Another way to organize project meeting information is by using OneNote. The idea behind this is that instead of creating a pile of individual documents for every meeting, like agenda, meeting minutes, status reports, all of the information is stored within a single OneNote notebook.
OneNote notebook has amazing integration capabilities with SharePoint and is present by default on most SharePoint sites and Office 365 Groups. You can use sections and pages to separate different meetings (i.e. 1 page per meeting), as shown in the screenshot below. The whole page will contain all the information related to the meeting, including agenda, notes, tasks and action items.
This option allows to cut down on a number of files, by having all of the project information in a single document. Moreover, unlike the previous three options – there is nothing to setup – no libraries, folders or metadata. Of course, this option is not for everyone. It assumes that you and your users are comfortable with OneNote or at least are open to using the new tools.
How to organize Tasks and track Issues?
Of course, the outcome of the meeting is not just more documentation. It is also some tasks, and action items. How do you track those?
I recommend two SharePoint lists:
- Tasks – to capture all the tasks
- Issue Tracking – to capture non-task issues (action items, decisions, etc.)
I have written a comprehensive comparison of the two web parts in this blog post. You can customize both lists with custom metadata. The beauty about those lists is that you can enable email notification when you assign a task or an issue to a user and also sync to Outlook (tasks only).

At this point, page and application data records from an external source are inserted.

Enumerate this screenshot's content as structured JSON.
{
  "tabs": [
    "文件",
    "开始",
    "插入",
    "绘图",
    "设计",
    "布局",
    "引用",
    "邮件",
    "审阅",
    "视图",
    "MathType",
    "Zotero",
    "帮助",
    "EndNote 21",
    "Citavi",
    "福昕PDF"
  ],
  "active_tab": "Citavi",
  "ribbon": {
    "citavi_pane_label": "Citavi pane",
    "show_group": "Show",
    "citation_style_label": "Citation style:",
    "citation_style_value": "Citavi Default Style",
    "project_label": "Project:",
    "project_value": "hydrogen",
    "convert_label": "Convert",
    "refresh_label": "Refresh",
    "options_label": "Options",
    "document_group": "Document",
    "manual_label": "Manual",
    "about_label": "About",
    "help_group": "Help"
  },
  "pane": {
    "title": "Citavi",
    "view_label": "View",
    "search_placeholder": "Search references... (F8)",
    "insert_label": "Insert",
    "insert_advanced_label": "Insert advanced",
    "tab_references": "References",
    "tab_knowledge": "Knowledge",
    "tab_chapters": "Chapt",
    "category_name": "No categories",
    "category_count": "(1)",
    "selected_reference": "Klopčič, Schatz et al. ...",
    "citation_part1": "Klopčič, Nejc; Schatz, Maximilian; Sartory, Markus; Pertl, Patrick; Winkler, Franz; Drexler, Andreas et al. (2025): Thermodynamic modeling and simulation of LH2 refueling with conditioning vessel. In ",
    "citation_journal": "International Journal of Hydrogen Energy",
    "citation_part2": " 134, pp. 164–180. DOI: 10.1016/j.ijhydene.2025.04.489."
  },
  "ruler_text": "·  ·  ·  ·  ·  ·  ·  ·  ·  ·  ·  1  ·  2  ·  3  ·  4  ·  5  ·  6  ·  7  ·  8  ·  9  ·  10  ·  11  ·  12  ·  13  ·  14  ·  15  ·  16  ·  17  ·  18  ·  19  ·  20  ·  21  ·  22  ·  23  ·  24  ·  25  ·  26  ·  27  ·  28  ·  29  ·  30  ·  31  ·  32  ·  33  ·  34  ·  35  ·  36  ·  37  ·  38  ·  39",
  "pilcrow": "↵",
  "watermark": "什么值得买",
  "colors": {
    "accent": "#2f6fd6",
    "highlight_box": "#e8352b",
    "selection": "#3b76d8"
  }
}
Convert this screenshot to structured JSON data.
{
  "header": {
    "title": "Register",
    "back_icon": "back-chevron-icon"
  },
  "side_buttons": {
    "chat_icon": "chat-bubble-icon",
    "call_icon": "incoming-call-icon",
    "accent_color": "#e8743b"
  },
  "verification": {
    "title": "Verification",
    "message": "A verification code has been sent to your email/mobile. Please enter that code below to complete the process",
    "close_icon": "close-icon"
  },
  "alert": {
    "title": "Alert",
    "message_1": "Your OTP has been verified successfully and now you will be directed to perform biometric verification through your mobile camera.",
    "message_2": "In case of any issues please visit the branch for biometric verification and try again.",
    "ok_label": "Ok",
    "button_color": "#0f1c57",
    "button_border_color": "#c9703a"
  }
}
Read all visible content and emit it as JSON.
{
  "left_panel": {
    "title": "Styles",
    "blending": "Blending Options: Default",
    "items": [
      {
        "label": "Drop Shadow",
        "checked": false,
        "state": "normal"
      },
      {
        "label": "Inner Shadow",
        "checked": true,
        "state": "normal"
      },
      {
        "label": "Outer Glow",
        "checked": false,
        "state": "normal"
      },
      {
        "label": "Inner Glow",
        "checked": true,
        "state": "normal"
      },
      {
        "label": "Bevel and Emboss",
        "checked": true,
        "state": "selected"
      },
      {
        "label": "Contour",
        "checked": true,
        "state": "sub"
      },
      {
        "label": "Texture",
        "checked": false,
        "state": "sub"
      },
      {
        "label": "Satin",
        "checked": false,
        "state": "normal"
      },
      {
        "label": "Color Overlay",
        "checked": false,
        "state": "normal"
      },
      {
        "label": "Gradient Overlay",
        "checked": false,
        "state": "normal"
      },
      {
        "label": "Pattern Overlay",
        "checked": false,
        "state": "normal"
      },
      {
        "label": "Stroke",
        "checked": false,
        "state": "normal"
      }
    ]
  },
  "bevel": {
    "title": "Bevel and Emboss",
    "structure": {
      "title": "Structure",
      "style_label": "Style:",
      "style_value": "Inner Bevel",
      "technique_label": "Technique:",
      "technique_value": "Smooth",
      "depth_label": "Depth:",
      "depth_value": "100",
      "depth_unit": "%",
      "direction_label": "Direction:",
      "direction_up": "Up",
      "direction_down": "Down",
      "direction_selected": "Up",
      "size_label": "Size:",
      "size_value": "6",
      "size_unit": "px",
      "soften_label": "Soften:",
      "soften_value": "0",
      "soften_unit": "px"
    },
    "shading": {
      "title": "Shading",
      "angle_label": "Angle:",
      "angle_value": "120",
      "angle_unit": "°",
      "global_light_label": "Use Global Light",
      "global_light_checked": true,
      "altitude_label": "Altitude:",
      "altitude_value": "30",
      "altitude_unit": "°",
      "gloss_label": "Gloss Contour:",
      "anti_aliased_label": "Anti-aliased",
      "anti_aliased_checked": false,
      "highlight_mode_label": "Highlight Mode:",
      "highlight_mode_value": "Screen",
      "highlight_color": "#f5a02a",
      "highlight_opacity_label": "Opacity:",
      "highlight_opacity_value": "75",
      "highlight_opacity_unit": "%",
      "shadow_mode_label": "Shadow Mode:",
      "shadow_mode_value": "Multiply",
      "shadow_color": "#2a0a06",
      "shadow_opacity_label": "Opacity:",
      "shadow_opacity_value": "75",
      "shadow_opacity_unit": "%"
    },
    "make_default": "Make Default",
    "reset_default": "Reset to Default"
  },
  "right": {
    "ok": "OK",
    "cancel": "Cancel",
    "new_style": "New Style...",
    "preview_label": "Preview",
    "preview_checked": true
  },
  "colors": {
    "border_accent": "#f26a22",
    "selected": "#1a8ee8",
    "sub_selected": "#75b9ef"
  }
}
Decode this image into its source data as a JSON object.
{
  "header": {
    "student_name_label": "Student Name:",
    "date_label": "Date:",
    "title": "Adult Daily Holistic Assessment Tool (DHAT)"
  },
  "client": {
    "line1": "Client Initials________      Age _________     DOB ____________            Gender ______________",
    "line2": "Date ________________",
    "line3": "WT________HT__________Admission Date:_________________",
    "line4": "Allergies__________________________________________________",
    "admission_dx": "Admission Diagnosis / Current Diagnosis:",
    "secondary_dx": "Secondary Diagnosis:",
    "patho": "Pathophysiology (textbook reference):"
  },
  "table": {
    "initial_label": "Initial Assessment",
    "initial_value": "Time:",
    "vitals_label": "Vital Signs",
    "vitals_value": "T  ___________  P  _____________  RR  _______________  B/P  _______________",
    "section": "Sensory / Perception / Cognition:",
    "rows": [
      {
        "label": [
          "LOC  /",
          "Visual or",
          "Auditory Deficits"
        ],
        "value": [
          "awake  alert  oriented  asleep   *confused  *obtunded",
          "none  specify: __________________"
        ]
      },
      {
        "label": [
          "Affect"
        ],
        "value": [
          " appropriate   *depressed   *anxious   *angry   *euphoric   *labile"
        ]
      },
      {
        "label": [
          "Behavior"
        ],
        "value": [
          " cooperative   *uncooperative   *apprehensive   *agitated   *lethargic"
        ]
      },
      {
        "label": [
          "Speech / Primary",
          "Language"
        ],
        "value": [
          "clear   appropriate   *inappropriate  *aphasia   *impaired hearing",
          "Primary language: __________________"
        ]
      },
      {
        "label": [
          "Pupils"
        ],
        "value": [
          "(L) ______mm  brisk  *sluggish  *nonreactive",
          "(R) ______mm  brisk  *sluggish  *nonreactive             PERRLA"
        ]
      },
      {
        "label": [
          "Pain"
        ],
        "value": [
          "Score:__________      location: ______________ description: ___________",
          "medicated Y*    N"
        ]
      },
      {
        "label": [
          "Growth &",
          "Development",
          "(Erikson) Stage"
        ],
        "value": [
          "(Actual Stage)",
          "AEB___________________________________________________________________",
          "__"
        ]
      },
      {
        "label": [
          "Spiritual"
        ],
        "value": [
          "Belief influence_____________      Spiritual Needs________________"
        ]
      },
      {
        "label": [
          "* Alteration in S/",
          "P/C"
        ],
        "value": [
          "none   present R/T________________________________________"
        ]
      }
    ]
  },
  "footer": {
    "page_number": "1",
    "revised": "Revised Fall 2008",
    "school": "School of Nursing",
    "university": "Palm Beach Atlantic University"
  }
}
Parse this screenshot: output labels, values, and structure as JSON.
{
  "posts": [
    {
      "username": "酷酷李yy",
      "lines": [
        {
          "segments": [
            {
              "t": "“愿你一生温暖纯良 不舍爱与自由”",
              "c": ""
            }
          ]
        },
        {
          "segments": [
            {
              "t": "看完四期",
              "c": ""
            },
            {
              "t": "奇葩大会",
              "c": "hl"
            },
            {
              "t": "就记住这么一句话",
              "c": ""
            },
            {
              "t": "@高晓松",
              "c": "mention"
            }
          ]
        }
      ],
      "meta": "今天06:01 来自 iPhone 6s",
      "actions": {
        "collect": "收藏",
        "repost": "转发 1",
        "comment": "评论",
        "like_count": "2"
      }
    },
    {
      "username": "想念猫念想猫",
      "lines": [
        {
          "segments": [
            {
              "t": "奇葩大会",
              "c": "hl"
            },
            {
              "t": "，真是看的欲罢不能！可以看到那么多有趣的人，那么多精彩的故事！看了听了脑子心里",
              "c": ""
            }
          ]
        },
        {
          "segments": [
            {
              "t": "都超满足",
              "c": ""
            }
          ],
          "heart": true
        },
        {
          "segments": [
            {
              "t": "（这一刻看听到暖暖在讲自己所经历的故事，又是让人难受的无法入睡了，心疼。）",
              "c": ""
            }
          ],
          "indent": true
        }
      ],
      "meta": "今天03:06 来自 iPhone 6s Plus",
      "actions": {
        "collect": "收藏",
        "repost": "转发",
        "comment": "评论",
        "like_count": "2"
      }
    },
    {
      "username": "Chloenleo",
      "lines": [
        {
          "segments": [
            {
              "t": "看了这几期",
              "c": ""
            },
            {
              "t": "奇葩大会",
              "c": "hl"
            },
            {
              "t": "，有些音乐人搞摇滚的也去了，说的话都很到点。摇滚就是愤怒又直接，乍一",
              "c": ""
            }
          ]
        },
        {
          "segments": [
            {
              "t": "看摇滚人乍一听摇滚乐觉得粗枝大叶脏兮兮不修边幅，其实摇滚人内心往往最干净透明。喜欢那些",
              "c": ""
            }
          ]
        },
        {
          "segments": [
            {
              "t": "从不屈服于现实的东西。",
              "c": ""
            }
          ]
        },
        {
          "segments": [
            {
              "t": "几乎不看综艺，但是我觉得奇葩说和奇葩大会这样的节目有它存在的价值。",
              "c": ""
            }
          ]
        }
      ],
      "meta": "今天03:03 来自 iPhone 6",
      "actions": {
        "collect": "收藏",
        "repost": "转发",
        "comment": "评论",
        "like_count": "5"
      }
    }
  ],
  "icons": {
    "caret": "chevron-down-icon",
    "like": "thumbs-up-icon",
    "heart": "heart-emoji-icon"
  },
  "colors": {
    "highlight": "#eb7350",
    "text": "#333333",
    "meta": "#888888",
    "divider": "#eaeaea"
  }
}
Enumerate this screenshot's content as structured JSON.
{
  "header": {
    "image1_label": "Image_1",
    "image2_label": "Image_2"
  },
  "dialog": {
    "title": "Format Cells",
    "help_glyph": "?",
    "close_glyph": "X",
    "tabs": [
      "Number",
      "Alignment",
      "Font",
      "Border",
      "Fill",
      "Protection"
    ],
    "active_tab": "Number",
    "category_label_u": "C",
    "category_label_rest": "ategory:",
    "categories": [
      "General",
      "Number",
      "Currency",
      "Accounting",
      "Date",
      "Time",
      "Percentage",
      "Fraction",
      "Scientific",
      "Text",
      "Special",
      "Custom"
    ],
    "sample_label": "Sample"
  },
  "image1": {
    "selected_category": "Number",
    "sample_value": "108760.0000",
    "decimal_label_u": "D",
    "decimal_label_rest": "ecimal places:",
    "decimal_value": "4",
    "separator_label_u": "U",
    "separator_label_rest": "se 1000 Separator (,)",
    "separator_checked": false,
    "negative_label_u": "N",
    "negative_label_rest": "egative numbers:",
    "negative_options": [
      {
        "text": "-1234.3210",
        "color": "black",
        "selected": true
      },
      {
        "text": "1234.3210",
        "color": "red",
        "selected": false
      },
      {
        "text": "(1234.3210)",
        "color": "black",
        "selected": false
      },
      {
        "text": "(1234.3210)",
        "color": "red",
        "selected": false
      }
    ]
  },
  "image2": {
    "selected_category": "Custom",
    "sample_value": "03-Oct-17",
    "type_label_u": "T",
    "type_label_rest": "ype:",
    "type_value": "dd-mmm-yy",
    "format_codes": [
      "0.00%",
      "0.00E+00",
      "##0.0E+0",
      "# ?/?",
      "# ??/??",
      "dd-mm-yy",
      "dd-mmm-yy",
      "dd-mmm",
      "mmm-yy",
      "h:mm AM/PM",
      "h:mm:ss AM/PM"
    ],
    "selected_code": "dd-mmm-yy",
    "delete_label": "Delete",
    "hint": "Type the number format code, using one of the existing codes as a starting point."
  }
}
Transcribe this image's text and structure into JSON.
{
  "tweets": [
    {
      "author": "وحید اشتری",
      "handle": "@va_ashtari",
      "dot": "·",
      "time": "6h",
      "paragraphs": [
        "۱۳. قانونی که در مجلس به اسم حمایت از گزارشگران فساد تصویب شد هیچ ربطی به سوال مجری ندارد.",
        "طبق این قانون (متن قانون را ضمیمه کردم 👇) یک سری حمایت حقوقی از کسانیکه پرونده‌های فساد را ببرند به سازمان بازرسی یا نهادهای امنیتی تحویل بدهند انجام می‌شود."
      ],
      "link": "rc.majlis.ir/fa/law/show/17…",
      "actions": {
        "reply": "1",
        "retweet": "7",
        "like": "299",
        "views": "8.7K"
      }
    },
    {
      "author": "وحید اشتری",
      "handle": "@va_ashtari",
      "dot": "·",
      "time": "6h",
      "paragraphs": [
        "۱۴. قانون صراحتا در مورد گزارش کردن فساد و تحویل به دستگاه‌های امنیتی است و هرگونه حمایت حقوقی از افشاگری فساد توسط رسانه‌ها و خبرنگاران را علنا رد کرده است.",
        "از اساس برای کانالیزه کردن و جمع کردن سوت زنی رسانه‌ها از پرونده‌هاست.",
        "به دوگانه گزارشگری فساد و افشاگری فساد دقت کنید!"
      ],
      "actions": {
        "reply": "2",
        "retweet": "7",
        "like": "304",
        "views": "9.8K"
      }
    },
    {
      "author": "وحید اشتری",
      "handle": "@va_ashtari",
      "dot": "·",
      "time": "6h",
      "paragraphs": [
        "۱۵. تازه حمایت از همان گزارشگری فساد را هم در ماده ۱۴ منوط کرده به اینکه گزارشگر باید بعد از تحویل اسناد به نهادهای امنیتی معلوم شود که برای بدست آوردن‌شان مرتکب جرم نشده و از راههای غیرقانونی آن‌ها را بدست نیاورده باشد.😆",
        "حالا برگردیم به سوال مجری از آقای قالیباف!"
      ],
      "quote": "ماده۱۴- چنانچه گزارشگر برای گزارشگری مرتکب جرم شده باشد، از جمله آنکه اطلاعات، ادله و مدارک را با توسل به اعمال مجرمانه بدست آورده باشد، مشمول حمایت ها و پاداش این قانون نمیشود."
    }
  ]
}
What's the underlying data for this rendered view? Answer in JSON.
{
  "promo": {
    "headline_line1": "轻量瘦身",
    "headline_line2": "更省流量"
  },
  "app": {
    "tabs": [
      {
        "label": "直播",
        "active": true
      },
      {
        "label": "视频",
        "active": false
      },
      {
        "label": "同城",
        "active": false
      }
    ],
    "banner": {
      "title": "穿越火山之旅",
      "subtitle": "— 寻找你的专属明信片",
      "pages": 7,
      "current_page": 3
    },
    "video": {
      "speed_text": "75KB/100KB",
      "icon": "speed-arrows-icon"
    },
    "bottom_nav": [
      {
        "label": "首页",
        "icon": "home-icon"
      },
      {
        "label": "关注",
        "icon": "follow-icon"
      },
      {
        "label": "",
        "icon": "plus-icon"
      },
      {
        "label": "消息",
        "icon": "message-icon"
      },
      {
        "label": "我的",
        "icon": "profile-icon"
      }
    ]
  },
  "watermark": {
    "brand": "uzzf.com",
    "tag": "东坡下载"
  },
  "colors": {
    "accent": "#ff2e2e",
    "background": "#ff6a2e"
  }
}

If you opt for OneNote option above, you can also use OneNote notebook to track tasks as well, truly making it a single source, though you will loose some of the sorting & filtering capabilities available with the web parts above.